Krainik began her penny-pinching in her hometown of Manitowoc, Wis. The daughter of a Mirro executive and an adoring mother who found her precocious, Ardis' energies were channeled into piano, voice, golf and tennis lessons. She majored in theater at Northwestern and returned to study voice. When Carol Fox founded the Lyric in 1954, she hired Krainik as a secretary, not because she could sing but because she could type.
In 1955 Krainik made the chorus at the Lyric, and later she sang minor roles for five years until Fox made her assistant manager. For 20 years Krainik did "whatever Carol didn't want to do that day. There wasn't a single department I wasn't involved in." Ardis was 51 and considering an offer to head the Australian Opera when the Lyric board offered her the top job. In deciding, Krainik, a devout Christian Scientist, concluded, "I am going to put my hand in the Father's and I am going where He takes me."

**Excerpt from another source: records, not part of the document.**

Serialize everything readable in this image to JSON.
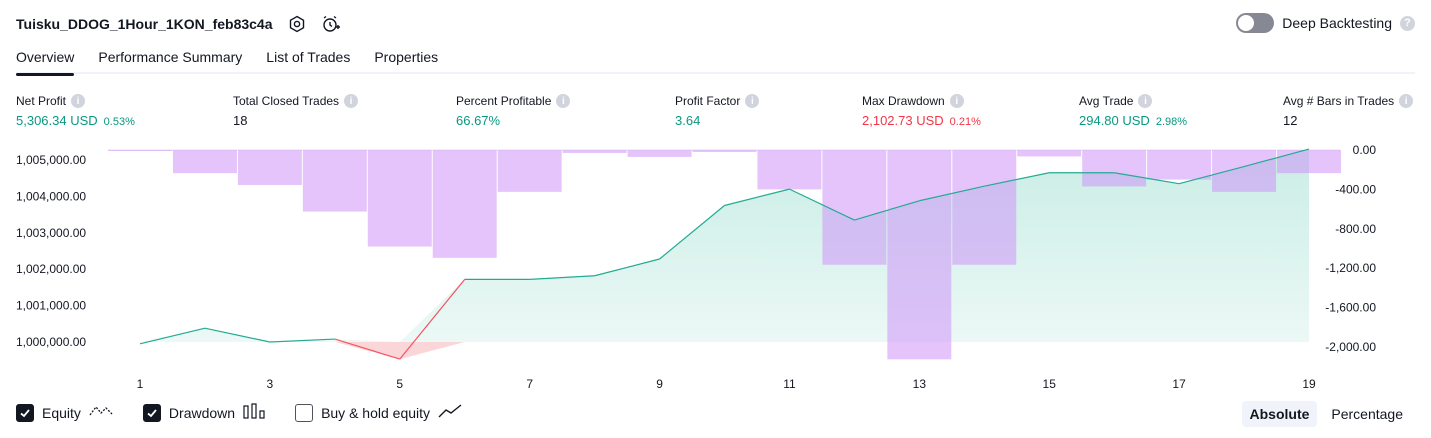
{
  "header": {
    "strategy_name": "Tuisku_DDOG_1Hour_1KON_feb83c4a",
    "settings_icon": "gear-icon",
    "alert_icon": "alarm-clock-add-icon"
  },
  "deep_backtesting": {
    "label": "Deep Backtesting",
    "enabled": false,
    "help": "?"
  },
  "tabs": [
    {
      "label": "Overview",
      "active": true
    },
    {
      "label": "Performance Summary",
      "active": false
    },
    {
      "label": "List of Trades",
      "active": false
    },
    {
      "label": "Properties",
      "active": false
    }
  ],
  "metrics": [
    {
      "label": "Net Profit",
      "value": "5,306.34 USD",
      "sub": "0.53%",
      "tone": "pos"
    },
    {
      "label": "Total Closed Trades",
      "value": "18",
      "sub": "",
      "tone": "neutral"
    },
    {
      "label": "Percent Profitable",
      "value": "66.67%",
      "sub": "",
      "tone": "pos"
    },
    {
      "label": "Profit Factor",
      "value": "3.64",
      "sub": "",
      "tone": "pos"
    },
    {
      "label": "Max Drawdown",
      "value": "2,102.73 USD",
      "sub": "0.21%",
      "tone": "neg"
    },
    {
      "label": "Avg Trade",
      "value": "294.80 USD",
      "sub": "2.98%",
      "tone": "pos"
    },
    {
      "label": "Avg # Bars in Trades",
      "value": "12",
      "sub": "",
      "tone": "neutral"
    }
  ],
  "chart_data": {
    "type": "line",
    "x": [
      1,
      2,
      3,
      4,
      5,
      6,
      7,
      8,
      9,
      10,
      11,
      12,
      13,
      14,
      15,
      16,
      17,
      18,
      19
    ],
    "x_tick_labels": [
      "1",
      "3",
      "5",
      "7",
      "9",
      "11",
      "13",
      "15",
      "17",
      "19"
    ],
    "series": [
      {
        "name": "Equity",
        "type": "area",
        "axis": "left",
        "values": [
          999950,
          1000380,
          1000000,
          1000080,
          999530,
          1001720,
          1001720,
          1001820,
          1002280,
          1003750,
          1004200,
          1003350,
          1003880,
          1004280,
          1004650,
          1004650,
          1004350,
          1004820,
          1005300
        ]
      },
      {
        "name": "Drawdown",
        "type": "bar",
        "axis": "right",
        "values": [
          -5,
          -235,
          -355,
          -625,
          -980,
          -1095,
          -425,
          -30,
          -70,
          -20,
          -400,
          -1165,
          -2125,
          -1165,
          -65,
          -370,
          -300,
          -425,
          -235
        ]
      }
    ],
    "y_left_ticks": [
      "1,005,000.00",
      "1,004,000.00",
      "1,003,000.00",
      "1,002,000.00",
      "1,001,000.00",
      "1,000,000.00"
    ],
    "y_right_ticks": [
      "0.00",
      "-400.00",
      "-800.00",
      "-1,200.00",
      "-1,600.00",
      "-2,000.00"
    ],
    "y_left_range": [
      1000000,
      1005000
    ],
    "y_right_range": [
      -2000,
      0
    ],
    "colors": {
      "equity_line": "#22ab94",
      "equity_negative_line": "#f7525f",
      "equity_fill": "#c9ede5",
      "drawdown_bar": "#ce93f8",
      "drawdown_overlap": "#9fb5e0"
    }
  },
  "legend": [
    {
      "label": "Equity",
      "checked": true,
      "icon": "equity-line-icon"
    },
    {
      "label": "Drawdown",
      "checked": true,
      "icon": "drawdown-bars-icon"
    },
    {
      "label": "Buy & hold equity",
      "checked": false,
      "icon": "buy-hold-line-icon"
    }
  ],
  "view_mode": {
    "absolute": "Absolute",
    "percentage": "Percentage",
    "active": "absolute"
  }
}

Because she doesn't allow smoking or drinking in her elegant apartment near Chicago's lakeshore, she seldom entertains at home but loves to party elsewhere. Unmarried ("This is the kind of job you've got to give all of yourself to") and gregarious, Krainik socializes with women friends from her church and the opera board and is escorted by opera-loving bachelors. She does allow herself one personal extravagance—a mink coat. "You have to have one in this business," she rationalizes. "It's like a uniform."